Sunday Scripture: The Lord is our hope
Wednesday, September 15, 2010
By Sister Betty J. Lillie, S.C.
Twenty-Sixth Sunday in Ordinary Time: Amos 6:1a, 4-7; Psalm 146:7-10; 1 Timothy 6:11-16; Luke 16: 9-31
As the summer wanes and we all would like to sit back and rest, we are challenged by readings that deal with some heavy teachings in which Jesus had instructed His disciples. Just before the beginning of our Gospel text we have a theology of history advanced by some Christians who acted in a pharisaic mentality.
They believed that a convenient way to get around the law and the prophets was to hold that when John the Baptist came, the former teachings ended and their content was no longer valid. What took their place was the good news of the kingdom of God (Luke 16:16).
However, Jesus did not come to abrogate God’s law. He tells them that it would be easier for heaven and earth to pass away than for one letter of the law to become void (Luke 16:17). Their legalistic maneuver was an abomination in God’s sight.
Luke then follows up with another story about the contrast between the life of a rich man and the suffering and need of a poor man. It is not known whether the event actually happened or whether it was simply a story to illustrate a moral deficiency in the social structure. The unnamed rich man was called Dives, which is Latin for rich man, and Lazarus is not to be confused with the brother of Mary and Martha of Bethany.
The core of the story is that Dives did not repent in his lifetime of his profligate lifestyle, but Lazarus was carried to Abraham’s bosom. This is another way to work around the theme of the judicious use, or not, of temporal resources.
If a person would rather look at a narrative with more of an historical base, then we might go to our first reading from the Prophet Amos.
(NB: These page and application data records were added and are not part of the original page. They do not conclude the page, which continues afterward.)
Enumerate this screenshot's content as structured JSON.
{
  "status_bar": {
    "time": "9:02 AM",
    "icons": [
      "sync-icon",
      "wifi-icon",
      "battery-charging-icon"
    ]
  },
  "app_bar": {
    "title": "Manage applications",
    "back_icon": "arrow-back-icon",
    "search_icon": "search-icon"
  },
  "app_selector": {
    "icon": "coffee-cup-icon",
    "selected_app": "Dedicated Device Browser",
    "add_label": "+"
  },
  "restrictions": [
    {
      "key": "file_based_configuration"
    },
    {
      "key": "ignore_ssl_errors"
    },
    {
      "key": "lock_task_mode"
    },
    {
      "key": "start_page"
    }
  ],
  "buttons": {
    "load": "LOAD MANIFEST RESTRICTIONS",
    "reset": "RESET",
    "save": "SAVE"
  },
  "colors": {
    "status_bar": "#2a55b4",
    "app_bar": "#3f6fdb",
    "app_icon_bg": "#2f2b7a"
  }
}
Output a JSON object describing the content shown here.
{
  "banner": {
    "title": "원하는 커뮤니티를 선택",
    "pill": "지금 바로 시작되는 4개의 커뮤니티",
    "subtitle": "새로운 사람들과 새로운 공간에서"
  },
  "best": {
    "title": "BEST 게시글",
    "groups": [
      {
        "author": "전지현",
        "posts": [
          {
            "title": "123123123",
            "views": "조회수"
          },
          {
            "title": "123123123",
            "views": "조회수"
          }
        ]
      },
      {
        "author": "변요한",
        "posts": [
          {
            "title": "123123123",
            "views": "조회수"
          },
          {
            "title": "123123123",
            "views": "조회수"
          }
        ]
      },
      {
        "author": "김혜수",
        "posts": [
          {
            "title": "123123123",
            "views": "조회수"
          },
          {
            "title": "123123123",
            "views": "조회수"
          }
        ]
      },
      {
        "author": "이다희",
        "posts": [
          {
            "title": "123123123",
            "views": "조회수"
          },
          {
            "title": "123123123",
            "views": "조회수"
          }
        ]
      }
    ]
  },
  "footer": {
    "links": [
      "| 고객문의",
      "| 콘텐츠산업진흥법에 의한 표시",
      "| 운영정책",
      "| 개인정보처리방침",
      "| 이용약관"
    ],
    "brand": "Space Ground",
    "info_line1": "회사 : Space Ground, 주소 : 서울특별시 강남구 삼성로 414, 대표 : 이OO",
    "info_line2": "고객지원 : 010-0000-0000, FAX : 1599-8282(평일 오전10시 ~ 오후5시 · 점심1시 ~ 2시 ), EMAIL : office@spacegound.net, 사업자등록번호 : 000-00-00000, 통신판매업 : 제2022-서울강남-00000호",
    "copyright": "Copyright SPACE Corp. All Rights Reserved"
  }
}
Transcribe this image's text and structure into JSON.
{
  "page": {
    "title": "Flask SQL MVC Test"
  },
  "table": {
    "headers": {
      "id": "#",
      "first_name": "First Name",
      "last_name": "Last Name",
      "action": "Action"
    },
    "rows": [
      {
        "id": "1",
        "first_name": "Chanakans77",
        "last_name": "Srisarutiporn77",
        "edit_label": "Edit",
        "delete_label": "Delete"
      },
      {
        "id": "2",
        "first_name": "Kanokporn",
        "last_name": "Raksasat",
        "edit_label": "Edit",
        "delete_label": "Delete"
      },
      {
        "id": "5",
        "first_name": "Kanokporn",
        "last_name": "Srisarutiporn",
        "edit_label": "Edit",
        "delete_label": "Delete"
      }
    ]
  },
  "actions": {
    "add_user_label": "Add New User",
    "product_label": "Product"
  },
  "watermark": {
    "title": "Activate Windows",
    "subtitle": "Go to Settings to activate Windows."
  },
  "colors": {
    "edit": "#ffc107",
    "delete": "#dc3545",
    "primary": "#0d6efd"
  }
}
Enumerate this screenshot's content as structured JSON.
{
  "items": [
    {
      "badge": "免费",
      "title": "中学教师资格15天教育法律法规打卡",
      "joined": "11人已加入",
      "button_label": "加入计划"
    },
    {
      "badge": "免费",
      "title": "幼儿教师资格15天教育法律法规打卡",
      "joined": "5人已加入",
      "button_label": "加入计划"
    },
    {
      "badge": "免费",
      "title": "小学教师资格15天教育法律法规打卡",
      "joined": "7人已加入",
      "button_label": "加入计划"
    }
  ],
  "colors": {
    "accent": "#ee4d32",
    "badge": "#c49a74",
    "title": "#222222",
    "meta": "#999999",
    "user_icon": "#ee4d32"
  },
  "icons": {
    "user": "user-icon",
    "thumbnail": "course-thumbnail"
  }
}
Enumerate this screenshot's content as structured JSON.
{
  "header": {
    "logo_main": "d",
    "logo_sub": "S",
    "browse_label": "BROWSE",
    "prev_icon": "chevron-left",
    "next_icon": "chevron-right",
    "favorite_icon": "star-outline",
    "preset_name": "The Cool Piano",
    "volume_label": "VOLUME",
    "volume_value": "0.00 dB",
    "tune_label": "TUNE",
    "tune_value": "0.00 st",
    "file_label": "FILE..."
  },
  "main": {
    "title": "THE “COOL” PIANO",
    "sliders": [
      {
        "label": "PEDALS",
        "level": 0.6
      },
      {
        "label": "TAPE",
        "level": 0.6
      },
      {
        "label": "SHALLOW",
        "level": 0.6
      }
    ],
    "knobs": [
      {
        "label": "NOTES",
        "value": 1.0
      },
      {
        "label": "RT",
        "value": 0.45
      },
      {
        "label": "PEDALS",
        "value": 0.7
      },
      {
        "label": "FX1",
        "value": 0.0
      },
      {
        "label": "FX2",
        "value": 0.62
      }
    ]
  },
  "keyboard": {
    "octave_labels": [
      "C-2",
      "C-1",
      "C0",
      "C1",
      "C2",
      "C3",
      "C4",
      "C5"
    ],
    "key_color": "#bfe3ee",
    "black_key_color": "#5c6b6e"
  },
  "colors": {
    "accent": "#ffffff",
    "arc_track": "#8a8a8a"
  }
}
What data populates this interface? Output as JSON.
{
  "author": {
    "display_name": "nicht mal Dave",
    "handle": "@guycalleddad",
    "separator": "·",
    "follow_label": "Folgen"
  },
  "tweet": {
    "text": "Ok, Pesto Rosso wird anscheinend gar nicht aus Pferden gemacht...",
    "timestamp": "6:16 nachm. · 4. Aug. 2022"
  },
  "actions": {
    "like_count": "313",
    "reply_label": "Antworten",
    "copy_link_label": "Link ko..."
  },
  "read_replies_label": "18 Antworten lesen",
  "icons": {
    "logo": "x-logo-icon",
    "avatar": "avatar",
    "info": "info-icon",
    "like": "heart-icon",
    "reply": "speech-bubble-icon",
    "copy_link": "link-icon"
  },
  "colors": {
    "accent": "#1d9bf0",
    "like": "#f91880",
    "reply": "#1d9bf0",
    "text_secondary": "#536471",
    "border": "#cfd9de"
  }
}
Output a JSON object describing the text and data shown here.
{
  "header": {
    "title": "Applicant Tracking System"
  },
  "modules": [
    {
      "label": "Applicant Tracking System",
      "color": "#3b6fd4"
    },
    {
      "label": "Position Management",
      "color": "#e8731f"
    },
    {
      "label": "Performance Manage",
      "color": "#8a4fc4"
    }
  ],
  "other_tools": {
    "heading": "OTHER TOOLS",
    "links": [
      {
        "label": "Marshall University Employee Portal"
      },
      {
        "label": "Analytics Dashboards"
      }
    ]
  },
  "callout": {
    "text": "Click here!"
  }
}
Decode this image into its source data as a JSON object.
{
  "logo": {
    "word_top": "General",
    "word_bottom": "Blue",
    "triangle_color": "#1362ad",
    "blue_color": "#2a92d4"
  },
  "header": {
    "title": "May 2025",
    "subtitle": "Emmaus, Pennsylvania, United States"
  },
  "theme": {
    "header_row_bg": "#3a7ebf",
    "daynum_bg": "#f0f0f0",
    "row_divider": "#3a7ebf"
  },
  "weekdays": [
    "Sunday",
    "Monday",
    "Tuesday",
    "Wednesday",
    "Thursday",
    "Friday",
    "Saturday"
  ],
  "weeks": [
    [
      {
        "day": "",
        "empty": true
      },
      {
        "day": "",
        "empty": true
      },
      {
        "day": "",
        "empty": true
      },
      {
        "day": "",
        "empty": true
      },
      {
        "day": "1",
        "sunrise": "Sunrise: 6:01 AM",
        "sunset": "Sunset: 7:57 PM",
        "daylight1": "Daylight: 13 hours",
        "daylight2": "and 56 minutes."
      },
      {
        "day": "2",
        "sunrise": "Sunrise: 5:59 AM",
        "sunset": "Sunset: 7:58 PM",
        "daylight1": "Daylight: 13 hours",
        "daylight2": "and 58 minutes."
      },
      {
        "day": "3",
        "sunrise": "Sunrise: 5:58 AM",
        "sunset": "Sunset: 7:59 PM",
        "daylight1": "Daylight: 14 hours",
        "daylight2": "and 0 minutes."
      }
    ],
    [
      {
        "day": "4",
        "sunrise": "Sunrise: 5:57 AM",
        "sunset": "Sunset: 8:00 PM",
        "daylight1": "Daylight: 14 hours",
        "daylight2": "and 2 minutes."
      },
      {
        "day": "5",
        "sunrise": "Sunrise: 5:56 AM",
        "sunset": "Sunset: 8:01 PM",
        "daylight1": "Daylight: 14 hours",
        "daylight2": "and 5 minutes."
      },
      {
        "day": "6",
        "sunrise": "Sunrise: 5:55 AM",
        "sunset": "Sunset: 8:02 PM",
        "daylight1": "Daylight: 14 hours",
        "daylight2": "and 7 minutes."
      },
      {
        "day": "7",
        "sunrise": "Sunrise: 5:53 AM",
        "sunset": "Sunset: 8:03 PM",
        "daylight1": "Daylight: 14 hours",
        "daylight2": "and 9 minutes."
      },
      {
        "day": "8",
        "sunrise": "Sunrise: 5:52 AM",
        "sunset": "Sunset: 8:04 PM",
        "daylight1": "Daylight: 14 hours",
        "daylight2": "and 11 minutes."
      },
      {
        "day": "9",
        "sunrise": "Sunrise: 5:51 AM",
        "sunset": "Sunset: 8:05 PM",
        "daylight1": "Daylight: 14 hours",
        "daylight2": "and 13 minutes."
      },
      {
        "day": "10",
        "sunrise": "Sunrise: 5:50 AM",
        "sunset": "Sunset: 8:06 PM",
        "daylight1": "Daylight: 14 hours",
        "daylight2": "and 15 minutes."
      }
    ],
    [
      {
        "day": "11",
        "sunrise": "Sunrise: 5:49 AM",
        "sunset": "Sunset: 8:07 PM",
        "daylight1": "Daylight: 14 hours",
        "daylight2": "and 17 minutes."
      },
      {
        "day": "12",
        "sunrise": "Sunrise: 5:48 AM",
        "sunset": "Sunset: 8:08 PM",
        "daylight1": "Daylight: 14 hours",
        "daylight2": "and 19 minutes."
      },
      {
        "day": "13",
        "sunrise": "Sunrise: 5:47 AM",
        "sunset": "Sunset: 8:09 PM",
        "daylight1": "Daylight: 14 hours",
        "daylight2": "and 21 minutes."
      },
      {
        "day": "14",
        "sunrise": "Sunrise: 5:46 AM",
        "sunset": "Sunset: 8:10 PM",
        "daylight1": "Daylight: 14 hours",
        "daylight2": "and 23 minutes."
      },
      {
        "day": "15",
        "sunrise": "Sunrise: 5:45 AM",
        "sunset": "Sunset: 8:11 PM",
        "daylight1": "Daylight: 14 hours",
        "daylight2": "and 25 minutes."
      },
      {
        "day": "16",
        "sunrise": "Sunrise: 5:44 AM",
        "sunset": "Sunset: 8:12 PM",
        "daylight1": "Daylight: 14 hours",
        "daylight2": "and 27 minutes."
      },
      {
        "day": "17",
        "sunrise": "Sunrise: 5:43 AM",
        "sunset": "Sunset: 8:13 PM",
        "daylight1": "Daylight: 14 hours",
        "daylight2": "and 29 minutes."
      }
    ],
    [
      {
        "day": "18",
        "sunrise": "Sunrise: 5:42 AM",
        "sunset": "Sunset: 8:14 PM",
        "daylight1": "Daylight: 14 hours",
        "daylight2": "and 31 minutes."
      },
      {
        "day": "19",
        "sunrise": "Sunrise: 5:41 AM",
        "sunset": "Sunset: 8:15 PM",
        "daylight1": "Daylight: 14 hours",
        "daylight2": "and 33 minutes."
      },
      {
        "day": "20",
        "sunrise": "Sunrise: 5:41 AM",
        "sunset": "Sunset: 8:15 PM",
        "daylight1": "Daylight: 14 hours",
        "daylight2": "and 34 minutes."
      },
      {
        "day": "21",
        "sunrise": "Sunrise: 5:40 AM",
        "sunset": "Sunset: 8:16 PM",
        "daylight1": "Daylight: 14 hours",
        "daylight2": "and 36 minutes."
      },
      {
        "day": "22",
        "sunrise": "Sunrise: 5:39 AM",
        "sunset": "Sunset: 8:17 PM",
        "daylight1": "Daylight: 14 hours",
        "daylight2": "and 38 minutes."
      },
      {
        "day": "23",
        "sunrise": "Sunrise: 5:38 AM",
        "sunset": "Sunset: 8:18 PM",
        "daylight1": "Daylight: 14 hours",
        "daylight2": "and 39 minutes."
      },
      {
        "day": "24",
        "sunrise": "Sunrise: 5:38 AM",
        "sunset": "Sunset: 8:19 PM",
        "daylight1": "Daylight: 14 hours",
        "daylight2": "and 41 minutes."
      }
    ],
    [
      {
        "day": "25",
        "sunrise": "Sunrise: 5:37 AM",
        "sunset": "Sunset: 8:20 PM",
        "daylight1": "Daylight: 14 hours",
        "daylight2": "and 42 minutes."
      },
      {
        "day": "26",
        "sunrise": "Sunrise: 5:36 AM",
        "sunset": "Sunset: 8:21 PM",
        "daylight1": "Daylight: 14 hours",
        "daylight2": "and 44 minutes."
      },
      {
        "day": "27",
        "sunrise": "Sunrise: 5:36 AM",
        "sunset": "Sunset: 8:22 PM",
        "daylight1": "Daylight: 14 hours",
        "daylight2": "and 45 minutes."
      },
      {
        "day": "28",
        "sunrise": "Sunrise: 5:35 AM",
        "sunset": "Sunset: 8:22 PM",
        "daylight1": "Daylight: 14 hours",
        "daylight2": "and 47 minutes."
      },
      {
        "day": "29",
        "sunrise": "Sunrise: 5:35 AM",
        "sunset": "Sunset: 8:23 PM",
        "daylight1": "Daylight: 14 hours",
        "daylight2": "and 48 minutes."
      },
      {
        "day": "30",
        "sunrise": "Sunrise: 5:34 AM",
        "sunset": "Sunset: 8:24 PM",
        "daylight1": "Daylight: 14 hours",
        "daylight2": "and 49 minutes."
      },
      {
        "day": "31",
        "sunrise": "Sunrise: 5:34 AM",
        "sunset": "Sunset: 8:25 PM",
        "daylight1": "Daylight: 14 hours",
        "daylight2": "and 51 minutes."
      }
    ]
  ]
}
That prophecy stands at the historical time point of the impending fall of the Northern Kingdom of Israel to Assyria in 722-721 BCE.
Our passage describes the false confidence of those who lived in luxurious self-indulgence while tragically ignoring the fate of their nation in the approaching onslaught of Assyria. We can readily understand that the message of Amos was not well received! If we just take a moment to look ahead at the chapter following our reading, we will see that Amos was told by Amaziah, the priest of Bethel, to go home and never come back to the Northern Kingdom.
Whether it was liked or not, Amos delivered the word of the Lord at Bethel. Then follows a description of the horrible atrocities that would befall their nation.
Do our readings this week give us anything nice to think about? Yes. Paul’s advice to Timothy is very uplifting. Also, the psalm that is used for the psalm response is a beautiful prayer that praises God for His help to those who need it. That may be all of us!
Happy is the one whose help is the God of Jacob, whose help is in the Lord our God. Praise the Lord!
Sister Betty Jane is a faculty member at the Athenaeum of Ohio.